Senior producers and distributors took to the stage at the Zurich Summit to debate the future of film distribution.
With the rise of streamers, the breaking of theater windows, and the closure of cinema halls during epidemics, they emphasize the need for flexibility when planning the best way to release movies.
Danny Parkins, CEO and founder of Alicia Film Group, says: “Much has changed. There is flux. It needs to be flexible. Because if something is as rigid as the old drama window, it’s just breaking.
Perkins added: “It’s very difficult to see, but there are definitely opportunities for distribution.”
The panel, hosted by CAA agent Maren Olson, also debated how independent financiers and distributors can compete with the resources and reach of global streamers.
Lotrene, co-founder of Totem Films, feared power would be concentrated in the hands of streamers. “It’s a more exclusive situation,” he said. “The worst thing that can happen to any industry is that there are a lot of people selling projects, but buyers are few and far between.”
Dan Steinman, vice president and COO of W0 West, said it was important to find out which movie was best suited for drama or streaming. He said that while 30 West is strongly leaning towards dramatic releases, it’s important to let content strategies determine. “If a movie can be a theatrical success, it should go to the theater.”
Complicating matters, he noted that sometimes actors involved in a project don’t want it to be released dramatically. “Things have been the opposite of the way things have been until recently … they won’t have the pressure to open the weekend for all sorts of reasons.”
This is an echo of earlier comments by Michael de Lucar, chairman of MGM Motion Picture Group at the summit, who said that some directors have chosen the streaming route for the same reason.
Robert Wallack, president of AC Studios, anonymous content, supported the issue. “The biggest change that has happened in the last one year is now filmmakers say they’re going to go to Streamer rather than face the pressure of actual release.”
The panel also debated the challenge of releasing a film while smashing theater windows.
Steinman said a “huge problem” is combining U.S. and non-U.S. distributions for the film. With the windows breaking in about 90 days to a few weeks, the major European regions needed to finance the film are having a hard time tying up with small U.S. windows.
“It means it’s hard to finance a film like this,” Steinman said. “It often means, by default, you go to streamers. So it’s a kind of confusion – it’s an economic problem. This is a joint action problem. And I think it’s our responsibility to solve that in the next year or two. ”
Perkins again emphasized the need for flexibility. He said that traditionally, the US release strategy and P&A spending would help raise the standard internationally for the film. “But, in a world where movies like ‘Dun’ date, all bets are off. You can’t rely on a window in a picture.

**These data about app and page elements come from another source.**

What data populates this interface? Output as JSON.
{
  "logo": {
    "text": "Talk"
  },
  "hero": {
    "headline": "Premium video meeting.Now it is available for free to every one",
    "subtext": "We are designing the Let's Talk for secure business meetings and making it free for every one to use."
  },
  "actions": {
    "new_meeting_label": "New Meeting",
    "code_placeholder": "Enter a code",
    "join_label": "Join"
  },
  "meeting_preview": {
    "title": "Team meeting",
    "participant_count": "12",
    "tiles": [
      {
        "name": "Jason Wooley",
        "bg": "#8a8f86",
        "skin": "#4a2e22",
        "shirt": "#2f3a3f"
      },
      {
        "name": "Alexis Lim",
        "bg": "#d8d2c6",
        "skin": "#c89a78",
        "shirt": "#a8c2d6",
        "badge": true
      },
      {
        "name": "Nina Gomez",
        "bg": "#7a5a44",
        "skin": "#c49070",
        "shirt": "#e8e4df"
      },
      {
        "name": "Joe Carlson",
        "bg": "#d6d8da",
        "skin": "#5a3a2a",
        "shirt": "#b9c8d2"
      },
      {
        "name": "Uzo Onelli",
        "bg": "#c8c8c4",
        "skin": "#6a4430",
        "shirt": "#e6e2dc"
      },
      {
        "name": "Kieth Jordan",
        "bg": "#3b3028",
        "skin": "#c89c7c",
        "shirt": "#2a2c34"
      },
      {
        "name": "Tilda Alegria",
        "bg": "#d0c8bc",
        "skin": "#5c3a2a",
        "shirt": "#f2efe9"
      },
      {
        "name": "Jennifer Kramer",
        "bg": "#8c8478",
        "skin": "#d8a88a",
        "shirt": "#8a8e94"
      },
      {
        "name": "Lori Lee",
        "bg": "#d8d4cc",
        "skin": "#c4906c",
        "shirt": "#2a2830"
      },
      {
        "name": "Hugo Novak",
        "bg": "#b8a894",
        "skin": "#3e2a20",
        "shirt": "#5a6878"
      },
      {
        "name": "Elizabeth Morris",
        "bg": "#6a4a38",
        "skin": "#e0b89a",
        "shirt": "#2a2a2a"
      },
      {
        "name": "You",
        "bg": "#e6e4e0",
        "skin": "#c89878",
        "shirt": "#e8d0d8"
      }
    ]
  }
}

He said international distributors also face time challenges in building campaigns for films if days and dates are published in the states. “Traditional issues no longer apply. How fast can you figure it out … and how can we find the specialty of this movie and sell it to a British audience?
Wallack said: “Right now we are waiting for the drama. Whatever it seems, we are not going back to 2019.